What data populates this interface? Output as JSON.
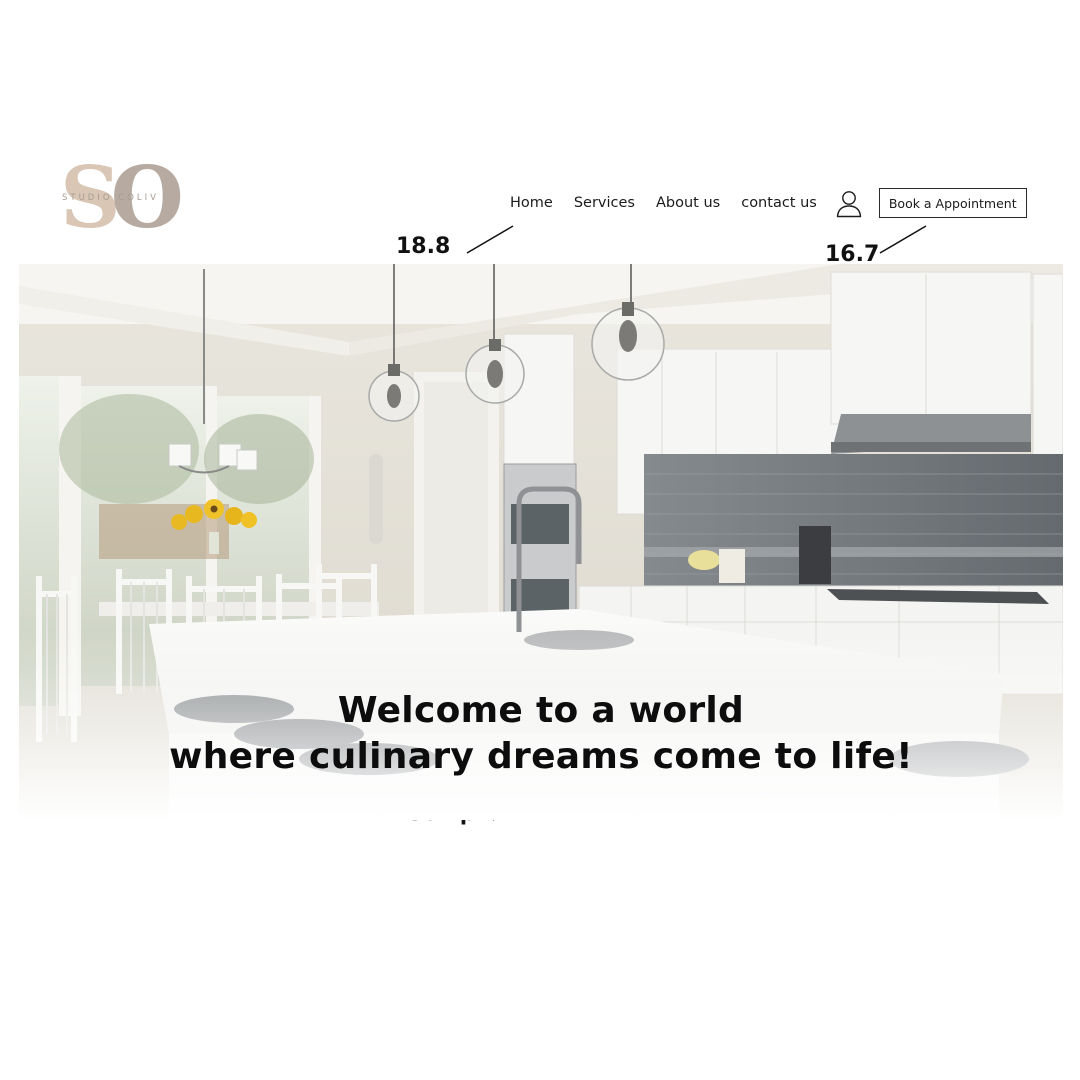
{
  "logo": {
    "letters": "SO",
    "subtitle": "STUDIO COLIV"
  },
  "nav": {
    "links": [
      {
        "label": "Home"
      },
      {
        "label": "Services"
      },
      {
        "label": "About us"
      },
      {
        "label": "contact us"
      }
    ],
    "user_icon": "user-icon",
    "book_button": "Book a Appointment"
  },
  "annotations": {
    "nav_font_size": "18.8",
    "button_font_size": "16.7",
    "headline_font_size": "56.2px"
  },
  "hero": {
    "headline_line1": "Welcome to a world",
    "headline_line2": "where culinary dreams come to life!"
  },
  "colors": {
    "logo_s": "#d9c6b5",
    "logo_o": "#b6aaa1",
    "text": "#1b1b1b",
    "backsplash": "#6f7479",
    "cabinet": "#f4f4f2"
  }
}
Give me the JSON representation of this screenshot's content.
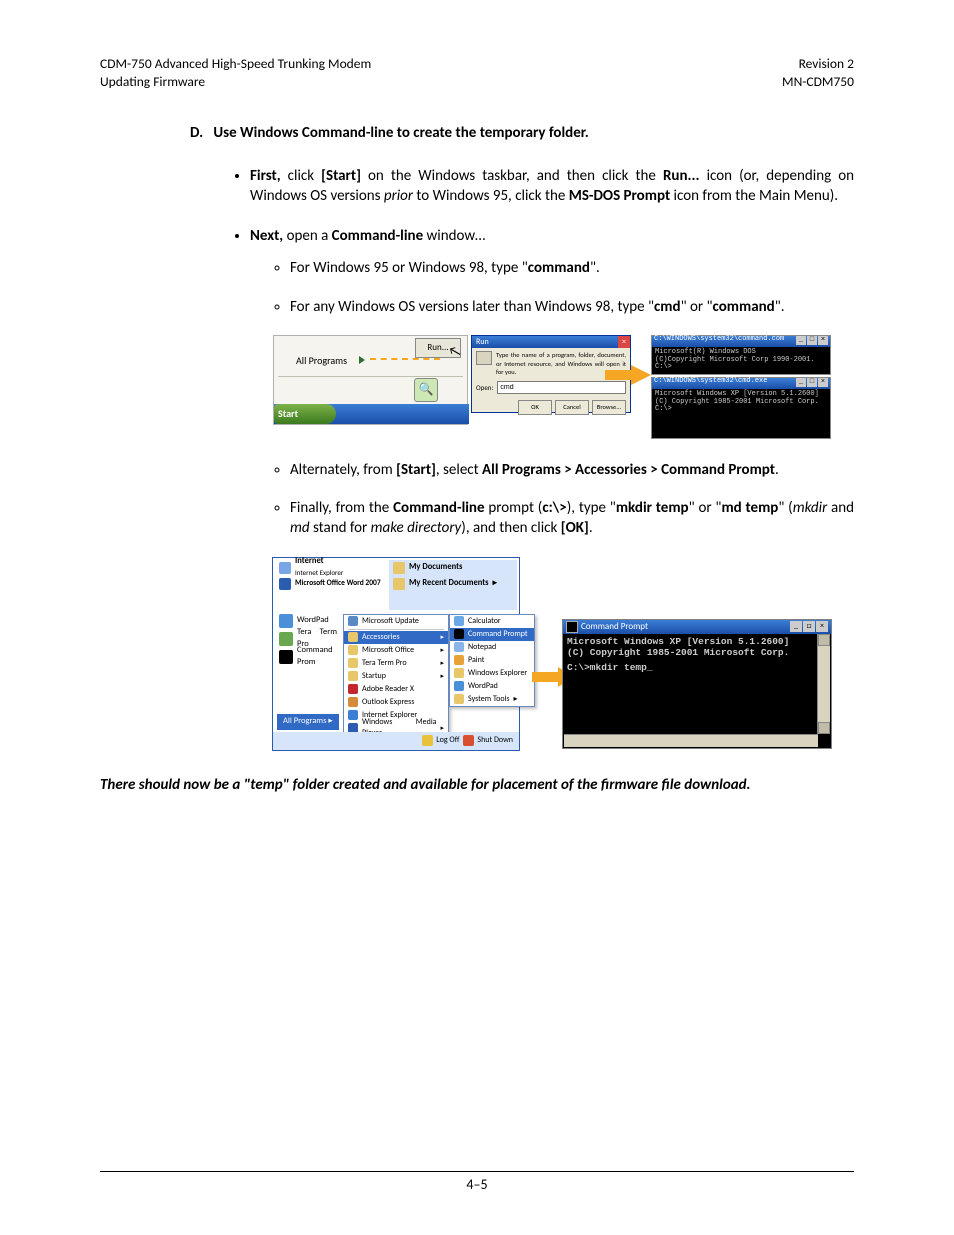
{
  "header": {
    "left_line1": "CDM-750 Advanced High-Speed Trunking Modem",
    "left_line2": "Updating Firmware",
    "right_line1": "Revision 2",
    "right_line2": "MN-CDM750"
  },
  "section": {
    "letter": "D.",
    "title": "Use Windows Command-line to create the temporary folder."
  },
  "bullet1": {
    "lead": "First,",
    "t1": " click ",
    "start": "[Start]",
    "t2": " on the Windows taskbar, and then click the ",
    "run": "Run...",
    "t3": " icon (or, depending on Windows OS versions ",
    "prior": "prior",
    "t4": " to Windows 95, click the ",
    "msdos": "MS-DOS Prompt",
    "t5": " icon from the Main Menu)."
  },
  "bullet2": {
    "lead": "Next,",
    "t1": " open a ",
    "cmdline": "Command-line",
    "t2": " window…"
  },
  "sub1": {
    "t1": "For Windows 95 or Windows 98, type \"",
    "cmd": "command",
    "t2": "\"."
  },
  "sub2": {
    "t1": "For any Windows OS versions later than Windows 98, type \"",
    "cmd": "cmd",
    "t2": "\" or \"",
    "command": "command",
    "t3": "\"."
  },
  "sub3": {
    "t1": "Alternately, from ",
    "start": "[Start]",
    "t2": ", select ",
    "path": "All Programs > Accessories > Command Prompt",
    "t3": "."
  },
  "sub4": {
    "t1": "Finally, from the ",
    "cmdline": "Command-line",
    "t2": " prompt (",
    "prompt": "c:\\>",
    "t3": "), type \"",
    "mkdir": "mkdir temp",
    "t4": "\" or \"",
    "md": "md temp",
    "t5": "\" (",
    "i1": "mkdir",
    "t6": " and ",
    "i2": "md",
    "t7": " stand for ",
    "i3": "make directory",
    "t8": "), and then click ",
    "ok": "[OK]",
    "t9": "."
  },
  "fig1": {
    "all_programs": "All Programs",
    "run_label": "Run...",
    "start_label": "Start",
    "run_title": "Run",
    "run_desc": "Type the name of a program, folder, document, or Internet resource, and Windows will open it for you.",
    "open_label": "Open:",
    "open_value": "cmd",
    "ok": "OK",
    "cancel": "Cancel",
    "browse": "Browse...",
    "cmd1_title": "C:\\WINDOWS\\system32\\command.com",
    "cmd1_line1": "Microsoft(R) Windows DOS",
    "cmd1_line2": "(C)Copyright Microsoft Corp 1990-2001.",
    "cmd1_line3": "C:\\>",
    "cmd2_title": "C:\\WINDOWS\\system32\\cmd.exe",
    "cmd2_line1": "Microsoft Windows XP [Version 5.1.2600]",
    "cmd2_line2": "(C) Copyright 1985-2001 Microsoft Corp.",
    "cmd2_line3": "C:\\>"
  },
  "fig2": {
    "internet": "Internet",
    "internet_sub": "Internet Explorer",
    "word": "Microsoft Office Word 2007",
    "mydocs": "My Documents",
    "myrecent": "My Recent Documents",
    "msupdate": "Microsoft Update",
    "accessories": "Accessories",
    "msoffice": "Microsoft Office",
    "teraterm": "Tera Term Pro",
    "startup": "Startup",
    "adobe": "Adobe Reader X",
    "outlook": "Outlook Express",
    "ie": "Internet Explorer",
    "wmp": "Windows Media Player",
    "wordpad_left": "WordPad",
    "teraterm_left": "Tera Term Pro",
    "cmdprom_left": "Command Prom",
    "allprograms": "All Programs",
    "logoff": "Log Off",
    "shutdown": "Shut Down",
    "calculator": "Calculator",
    "cmdprompt": "Command Prompt",
    "notepad": "Notepad",
    "paint": "Paint",
    "winexpl": "Windows Explorer",
    "wordpad": "WordPad",
    "systools": "System Tools",
    "cmd_title": "Command Prompt",
    "cmd_line1": "Microsoft Windows XP [Version 5.1.2600]",
    "cmd_line2": "(C) Copyright 1985-2001 Microsoft Corp.",
    "cmd_line3": "C:\\>mkdir temp_"
  },
  "conclusion": "There should now be a \"temp\" folder created and available for placement of the firmware file download.",
  "page_number": "4–5"
}
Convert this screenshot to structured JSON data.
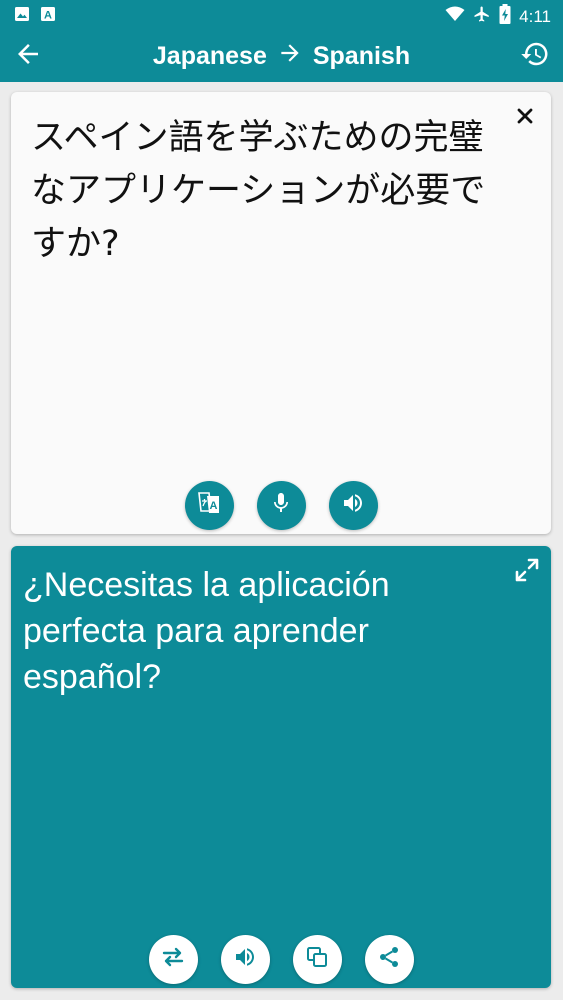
{
  "status_bar": {
    "time": "4:11",
    "left_icons": [
      "image-icon",
      "translate-a-icon"
    ],
    "right_icons": [
      "wifi-icon",
      "airplane-icon",
      "battery-charging-icon"
    ]
  },
  "app_bar": {
    "source_language": "Japanese",
    "target_language": "Spanish",
    "arrow_icon": "arrow-right-icon",
    "back_icon": "arrow-left-icon",
    "history_icon": "history-icon"
  },
  "input_card": {
    "text": "スペイン語を学ぶための完璧なアプリケーションが必要ですか?",
    "clear_icon": "close-icon",
    "actions": [
      "translate-icon",
      "microphone-icon",
      "volume-icon"
    ]
  },
  "output_card": {
    "text": "¿Necesitas la aplicación perfecta para aprender español?",
    "expand_icon": "expand-icon",
    "actions": [
      "swap-icon",
      "volume-icon",
      "copy-icon",
      "share-icon"
    ]
  },
  "colors": {
    "primary": "#0d8b98",
    "background": "#ececec",
    "card": "#fafafa"
  }
}
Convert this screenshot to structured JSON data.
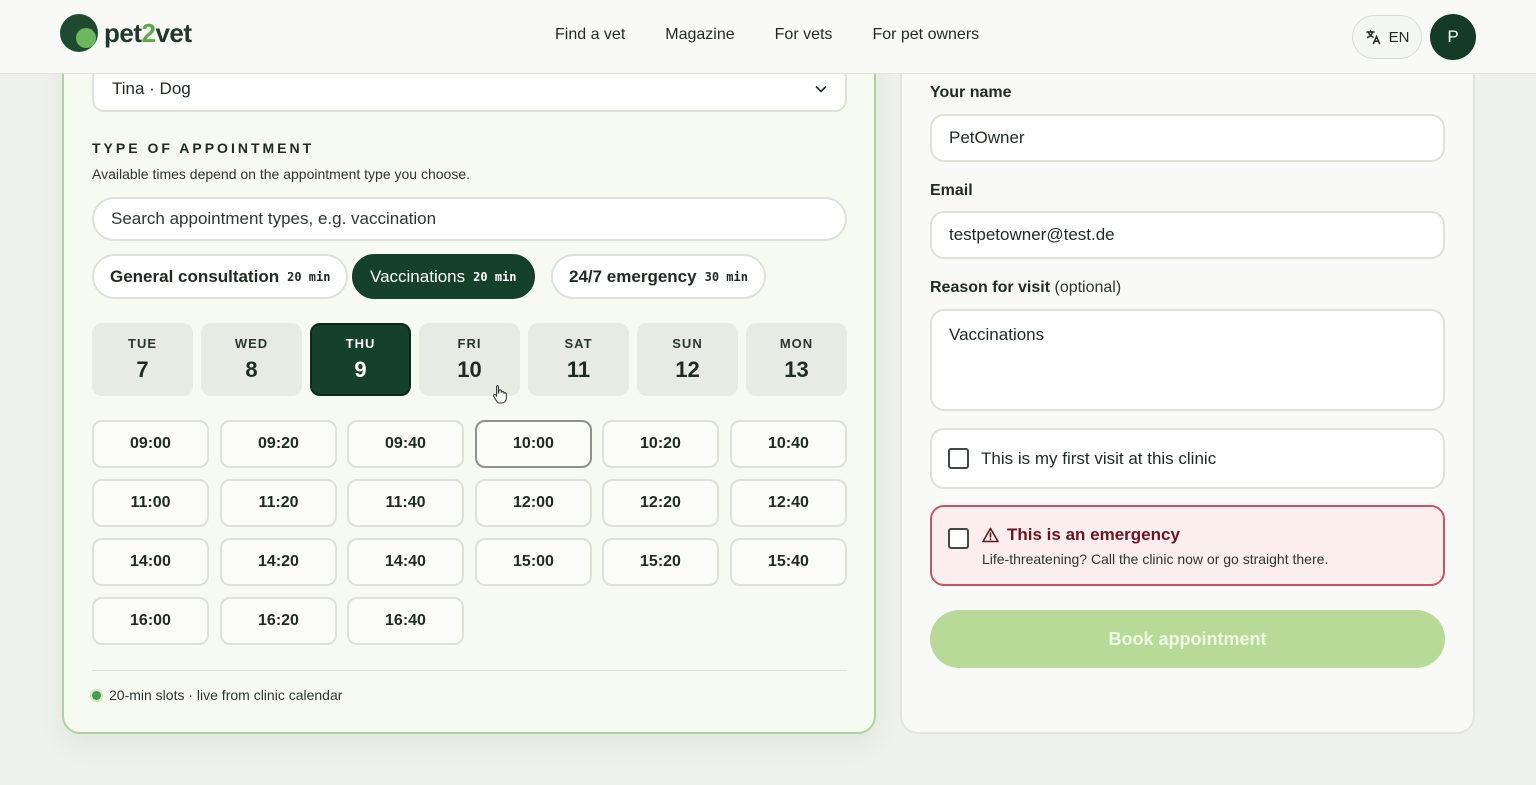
{
  "header": {
    "logo_text_a": "pet",
    "logo_text_b": "2",
    "logo_text_c": "vet",
    "nav": [
      "Find a vet",
      "Magazine",
      "For vets",
      "For pet owners"
    ],
    "language": "EN",
    "avatar_initial": "P"
  },
  "booking": {
    "pet_selected": "Tina · Dog",
    "type_title": "TYPE OF APPOINTMENT",
    "type_desc": "Available times depend on the appointment type you choose.",
    "search_placeholder": "Search appointment types, e.g. vaccination",
    "types": [
      {
        "label": "General consultation",
        "duration": "20 min",
        "active": false
      },
      {
        "label": "Vaccinations",
        "duration": "20 min",
        "active": true
      },
      {
        "label": "24/7 emergency",
        "duration": "30 min",
        "active": false
      }
    ],
    "days": [
      {
        "dow": "TUE",
        "num": "7"
      },
      {
        "dow": "WED",
        "num": "8"
      },
      {
        "dow": "THU",
        "num": "9"
      },
      {
        "dow": "FRI",
        "num": "10"
      },
      {
        "dow": "SAT",
        "num": "11"
      },
      {
        "dow": "SUN",
        "num": "12"
      },
      {
        "dow": "MON",
        "num": "13"
      }
    ],
    "selected_day": "THU 9",
    "slots": [
      "09:00",
      "09:20",
      "09:40",
      "10:00",
      "10:20",
      "10:40",
      "11:00",
      "11:20",
      "11:40",
      "12:00",
      "12:20",
      "12:40",
      "14:00",
      "14:20",
      "14:40",
      "15:00",
      "15:20",
      "15:40",
      "16:00",
      "16:20",
      "16:40"
    ],
    "footer_note": "20-min slots · live from clinic calendar"
  },
  "form": {
    "name_label": "Your name",
    "name_value": "PetOwner",
    "email_label": "Email",
    "email_value": "testpetowner@test.de",
    "reason_label": "Reason for visit",
    "reason_optional": "(optional)",
    "reason_value": "Vaccinations",
    "first_visit_label": "This is my first visit at this clinic",
    "first_visit_checked": false,
    "emergency_title": "This is an emergency",
    "emergency_desc": "Life-threatening? Call the clinic now or go straight there.",
    "emergency_checked": false,
    "book_button": "Book appointment"
  },
  "colors": {
    "brand_dark": "#15402a",
    "brand_green": "#5aa94a",
    "book_disabled": "#b7db97",
    "emergency_border": "#c45665"
  }
}
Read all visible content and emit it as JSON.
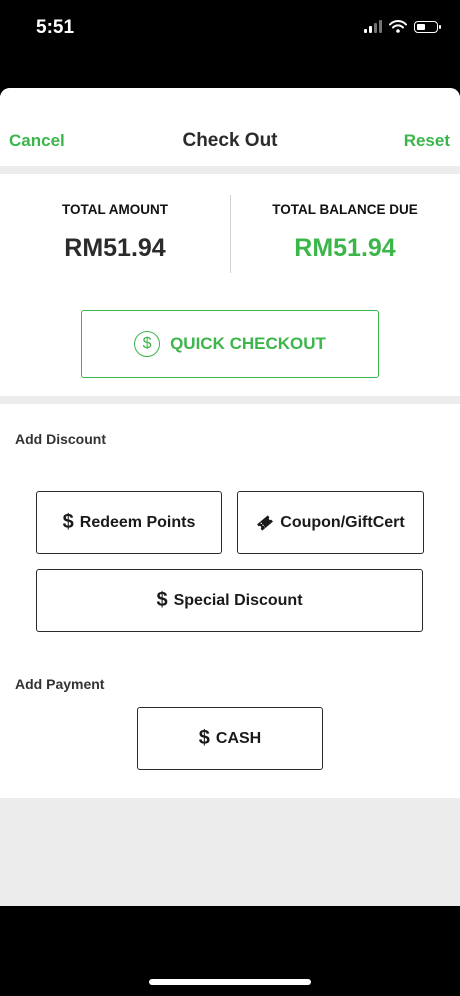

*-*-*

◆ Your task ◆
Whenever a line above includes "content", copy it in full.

◆ Completed task ◆
Give me the JSON representation of this screenshot's content.
Read all visible content and emit it as JSON.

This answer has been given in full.